What the exercise asks — Where in the data below does the word "category" appear? Copy each line that holds it.

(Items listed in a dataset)
━━━━━━
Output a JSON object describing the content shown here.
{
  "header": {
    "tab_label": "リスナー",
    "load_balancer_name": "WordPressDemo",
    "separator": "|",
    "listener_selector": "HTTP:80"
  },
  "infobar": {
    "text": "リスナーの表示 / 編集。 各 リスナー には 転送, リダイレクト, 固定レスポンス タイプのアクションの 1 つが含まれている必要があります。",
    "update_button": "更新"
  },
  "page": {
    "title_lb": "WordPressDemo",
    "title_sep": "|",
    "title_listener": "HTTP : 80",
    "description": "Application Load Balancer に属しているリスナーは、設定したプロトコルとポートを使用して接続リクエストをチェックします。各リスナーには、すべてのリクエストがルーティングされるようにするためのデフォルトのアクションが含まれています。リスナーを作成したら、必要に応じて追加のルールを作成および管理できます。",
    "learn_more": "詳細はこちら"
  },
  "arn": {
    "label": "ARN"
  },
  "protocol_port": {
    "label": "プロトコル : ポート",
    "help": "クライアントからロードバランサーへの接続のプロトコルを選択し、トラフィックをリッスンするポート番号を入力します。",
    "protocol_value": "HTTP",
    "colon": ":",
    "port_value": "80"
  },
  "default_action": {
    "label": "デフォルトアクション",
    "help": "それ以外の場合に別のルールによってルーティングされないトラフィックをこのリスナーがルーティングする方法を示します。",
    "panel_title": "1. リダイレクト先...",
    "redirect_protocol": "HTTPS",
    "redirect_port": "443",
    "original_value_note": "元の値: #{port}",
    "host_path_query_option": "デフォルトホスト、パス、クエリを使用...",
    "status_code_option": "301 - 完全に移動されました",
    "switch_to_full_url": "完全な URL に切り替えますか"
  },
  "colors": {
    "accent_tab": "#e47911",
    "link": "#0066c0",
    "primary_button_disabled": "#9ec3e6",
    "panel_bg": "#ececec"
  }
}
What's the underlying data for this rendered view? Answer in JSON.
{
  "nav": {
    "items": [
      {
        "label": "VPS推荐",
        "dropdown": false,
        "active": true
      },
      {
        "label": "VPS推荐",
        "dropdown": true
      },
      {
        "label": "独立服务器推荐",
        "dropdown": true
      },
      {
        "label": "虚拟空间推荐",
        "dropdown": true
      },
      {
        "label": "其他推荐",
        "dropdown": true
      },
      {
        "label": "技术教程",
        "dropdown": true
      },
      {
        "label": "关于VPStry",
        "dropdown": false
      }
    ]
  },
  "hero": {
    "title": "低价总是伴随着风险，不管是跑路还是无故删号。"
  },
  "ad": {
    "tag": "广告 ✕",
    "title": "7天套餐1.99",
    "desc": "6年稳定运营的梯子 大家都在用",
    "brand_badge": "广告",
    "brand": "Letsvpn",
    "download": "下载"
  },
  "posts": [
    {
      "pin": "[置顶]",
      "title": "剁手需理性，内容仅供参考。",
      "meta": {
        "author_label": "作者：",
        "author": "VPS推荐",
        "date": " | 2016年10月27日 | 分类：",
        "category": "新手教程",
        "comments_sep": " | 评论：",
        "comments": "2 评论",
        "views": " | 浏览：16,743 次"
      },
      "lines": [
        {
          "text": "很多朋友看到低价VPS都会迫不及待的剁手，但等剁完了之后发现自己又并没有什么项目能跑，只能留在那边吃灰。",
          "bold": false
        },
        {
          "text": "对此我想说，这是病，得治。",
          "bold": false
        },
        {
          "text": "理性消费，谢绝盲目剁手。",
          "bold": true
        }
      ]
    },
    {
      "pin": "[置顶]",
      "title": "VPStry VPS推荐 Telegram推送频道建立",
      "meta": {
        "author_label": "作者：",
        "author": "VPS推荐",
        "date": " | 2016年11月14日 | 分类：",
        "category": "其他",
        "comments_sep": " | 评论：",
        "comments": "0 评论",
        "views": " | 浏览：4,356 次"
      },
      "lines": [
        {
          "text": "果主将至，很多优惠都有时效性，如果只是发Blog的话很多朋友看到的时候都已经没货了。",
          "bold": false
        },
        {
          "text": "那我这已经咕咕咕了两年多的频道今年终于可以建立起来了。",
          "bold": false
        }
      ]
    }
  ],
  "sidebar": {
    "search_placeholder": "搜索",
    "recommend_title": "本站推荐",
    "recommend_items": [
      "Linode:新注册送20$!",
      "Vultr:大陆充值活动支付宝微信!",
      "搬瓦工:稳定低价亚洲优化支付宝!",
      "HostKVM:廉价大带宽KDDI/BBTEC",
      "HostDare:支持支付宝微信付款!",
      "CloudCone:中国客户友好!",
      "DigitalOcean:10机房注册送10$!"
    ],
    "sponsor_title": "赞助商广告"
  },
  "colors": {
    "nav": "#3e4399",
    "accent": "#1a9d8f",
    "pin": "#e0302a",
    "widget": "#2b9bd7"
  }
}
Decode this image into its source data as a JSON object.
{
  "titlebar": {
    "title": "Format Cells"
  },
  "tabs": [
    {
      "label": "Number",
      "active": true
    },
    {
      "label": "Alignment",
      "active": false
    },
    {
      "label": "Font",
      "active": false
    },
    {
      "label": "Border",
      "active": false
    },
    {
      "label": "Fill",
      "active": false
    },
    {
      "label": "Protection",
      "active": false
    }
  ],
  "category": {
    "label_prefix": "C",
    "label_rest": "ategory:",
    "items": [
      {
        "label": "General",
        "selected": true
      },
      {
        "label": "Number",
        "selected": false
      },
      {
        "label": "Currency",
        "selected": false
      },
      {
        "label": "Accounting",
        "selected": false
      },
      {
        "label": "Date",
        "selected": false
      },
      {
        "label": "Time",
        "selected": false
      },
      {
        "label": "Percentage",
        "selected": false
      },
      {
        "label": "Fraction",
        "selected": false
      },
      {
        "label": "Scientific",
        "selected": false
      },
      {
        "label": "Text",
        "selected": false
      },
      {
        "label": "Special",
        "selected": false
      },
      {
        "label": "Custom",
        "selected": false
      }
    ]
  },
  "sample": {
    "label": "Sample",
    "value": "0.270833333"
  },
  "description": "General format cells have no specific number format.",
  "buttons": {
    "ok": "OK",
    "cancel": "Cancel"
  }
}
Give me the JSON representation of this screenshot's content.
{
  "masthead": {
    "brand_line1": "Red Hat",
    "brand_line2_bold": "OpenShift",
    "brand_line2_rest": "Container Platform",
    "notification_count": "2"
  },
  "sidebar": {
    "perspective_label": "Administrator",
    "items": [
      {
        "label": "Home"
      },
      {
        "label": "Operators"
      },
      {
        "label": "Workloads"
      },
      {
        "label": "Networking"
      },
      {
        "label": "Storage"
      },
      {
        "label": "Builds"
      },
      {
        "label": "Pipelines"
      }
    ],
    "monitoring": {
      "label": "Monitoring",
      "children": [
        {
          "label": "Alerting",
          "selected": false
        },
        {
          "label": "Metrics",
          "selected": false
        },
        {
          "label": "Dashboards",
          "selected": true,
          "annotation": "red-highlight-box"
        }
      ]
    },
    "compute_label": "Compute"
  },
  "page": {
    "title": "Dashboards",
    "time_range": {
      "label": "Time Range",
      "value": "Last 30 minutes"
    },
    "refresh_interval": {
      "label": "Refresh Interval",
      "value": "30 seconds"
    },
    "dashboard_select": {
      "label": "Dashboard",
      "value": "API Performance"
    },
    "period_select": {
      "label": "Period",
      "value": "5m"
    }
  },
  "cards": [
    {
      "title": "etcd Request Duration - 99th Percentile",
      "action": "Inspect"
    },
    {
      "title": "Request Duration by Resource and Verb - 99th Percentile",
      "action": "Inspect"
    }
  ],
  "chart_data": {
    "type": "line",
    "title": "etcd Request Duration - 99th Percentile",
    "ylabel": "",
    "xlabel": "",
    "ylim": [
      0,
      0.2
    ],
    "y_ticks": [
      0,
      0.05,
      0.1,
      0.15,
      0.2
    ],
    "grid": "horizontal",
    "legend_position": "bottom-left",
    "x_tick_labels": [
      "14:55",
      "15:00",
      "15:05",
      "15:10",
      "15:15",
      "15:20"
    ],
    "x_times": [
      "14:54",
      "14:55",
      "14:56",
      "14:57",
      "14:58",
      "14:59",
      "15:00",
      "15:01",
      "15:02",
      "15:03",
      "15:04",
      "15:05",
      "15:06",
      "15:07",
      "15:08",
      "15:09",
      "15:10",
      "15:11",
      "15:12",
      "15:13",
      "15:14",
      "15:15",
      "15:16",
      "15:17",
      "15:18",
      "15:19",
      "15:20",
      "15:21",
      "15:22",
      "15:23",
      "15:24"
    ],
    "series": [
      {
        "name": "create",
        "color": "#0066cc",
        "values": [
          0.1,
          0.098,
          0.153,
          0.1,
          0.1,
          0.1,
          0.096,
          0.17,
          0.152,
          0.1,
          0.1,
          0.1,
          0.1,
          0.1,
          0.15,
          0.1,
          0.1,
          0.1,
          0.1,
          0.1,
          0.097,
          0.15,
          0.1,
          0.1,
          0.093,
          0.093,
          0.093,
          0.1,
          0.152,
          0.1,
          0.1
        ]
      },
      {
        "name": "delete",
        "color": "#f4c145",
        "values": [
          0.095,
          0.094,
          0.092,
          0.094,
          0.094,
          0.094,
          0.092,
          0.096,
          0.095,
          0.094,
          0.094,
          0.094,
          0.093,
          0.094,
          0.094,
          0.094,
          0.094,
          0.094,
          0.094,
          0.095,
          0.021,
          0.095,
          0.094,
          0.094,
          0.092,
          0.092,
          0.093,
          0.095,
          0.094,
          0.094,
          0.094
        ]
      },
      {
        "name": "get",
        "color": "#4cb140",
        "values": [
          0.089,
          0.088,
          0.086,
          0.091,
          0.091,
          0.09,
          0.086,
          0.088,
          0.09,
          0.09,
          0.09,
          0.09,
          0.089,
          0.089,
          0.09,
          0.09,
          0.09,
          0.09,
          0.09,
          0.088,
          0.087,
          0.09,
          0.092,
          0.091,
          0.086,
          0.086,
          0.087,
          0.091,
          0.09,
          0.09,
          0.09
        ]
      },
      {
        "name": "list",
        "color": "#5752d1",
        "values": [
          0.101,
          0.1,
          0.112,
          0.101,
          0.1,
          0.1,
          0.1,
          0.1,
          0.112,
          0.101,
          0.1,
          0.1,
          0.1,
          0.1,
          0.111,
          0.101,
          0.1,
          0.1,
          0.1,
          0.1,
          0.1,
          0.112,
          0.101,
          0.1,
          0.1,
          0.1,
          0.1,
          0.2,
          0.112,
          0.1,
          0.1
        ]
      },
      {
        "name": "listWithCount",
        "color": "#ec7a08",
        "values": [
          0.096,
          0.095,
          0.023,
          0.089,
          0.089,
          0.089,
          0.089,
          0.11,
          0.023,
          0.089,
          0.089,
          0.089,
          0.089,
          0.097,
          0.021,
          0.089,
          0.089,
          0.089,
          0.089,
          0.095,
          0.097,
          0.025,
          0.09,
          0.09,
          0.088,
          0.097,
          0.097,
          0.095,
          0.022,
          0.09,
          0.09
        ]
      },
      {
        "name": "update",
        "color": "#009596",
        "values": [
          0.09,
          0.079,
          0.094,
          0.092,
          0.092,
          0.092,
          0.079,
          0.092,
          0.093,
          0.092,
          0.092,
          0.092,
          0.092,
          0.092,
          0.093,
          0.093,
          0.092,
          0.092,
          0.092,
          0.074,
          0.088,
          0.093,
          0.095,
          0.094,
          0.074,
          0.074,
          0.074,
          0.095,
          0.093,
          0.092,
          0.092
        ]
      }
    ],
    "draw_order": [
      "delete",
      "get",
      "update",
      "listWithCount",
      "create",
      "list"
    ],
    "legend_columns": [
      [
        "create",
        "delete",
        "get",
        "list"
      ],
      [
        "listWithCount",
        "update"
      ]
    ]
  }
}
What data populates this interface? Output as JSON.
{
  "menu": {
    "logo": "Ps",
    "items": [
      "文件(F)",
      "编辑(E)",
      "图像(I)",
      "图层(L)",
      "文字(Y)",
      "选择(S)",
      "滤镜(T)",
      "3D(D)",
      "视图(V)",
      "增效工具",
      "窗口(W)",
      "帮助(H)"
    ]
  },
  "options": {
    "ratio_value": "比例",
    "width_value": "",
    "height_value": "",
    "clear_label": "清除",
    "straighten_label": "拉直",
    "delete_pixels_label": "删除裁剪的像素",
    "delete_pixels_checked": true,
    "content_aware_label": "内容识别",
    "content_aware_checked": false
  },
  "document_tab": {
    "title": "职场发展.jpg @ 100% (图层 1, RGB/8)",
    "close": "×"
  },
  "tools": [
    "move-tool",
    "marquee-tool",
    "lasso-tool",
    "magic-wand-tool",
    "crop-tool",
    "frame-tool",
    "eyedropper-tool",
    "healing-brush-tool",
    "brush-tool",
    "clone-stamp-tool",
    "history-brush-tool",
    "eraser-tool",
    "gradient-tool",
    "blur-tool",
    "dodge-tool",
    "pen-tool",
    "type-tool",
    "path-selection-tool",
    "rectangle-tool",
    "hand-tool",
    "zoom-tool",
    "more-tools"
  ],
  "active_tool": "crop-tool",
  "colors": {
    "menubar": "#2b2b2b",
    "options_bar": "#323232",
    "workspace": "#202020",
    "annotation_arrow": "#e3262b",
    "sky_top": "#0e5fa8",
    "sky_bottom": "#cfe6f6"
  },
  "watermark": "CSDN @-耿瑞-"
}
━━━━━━
Final answer —
        "category": "新手教程",
        "category": "其他",
  "category": {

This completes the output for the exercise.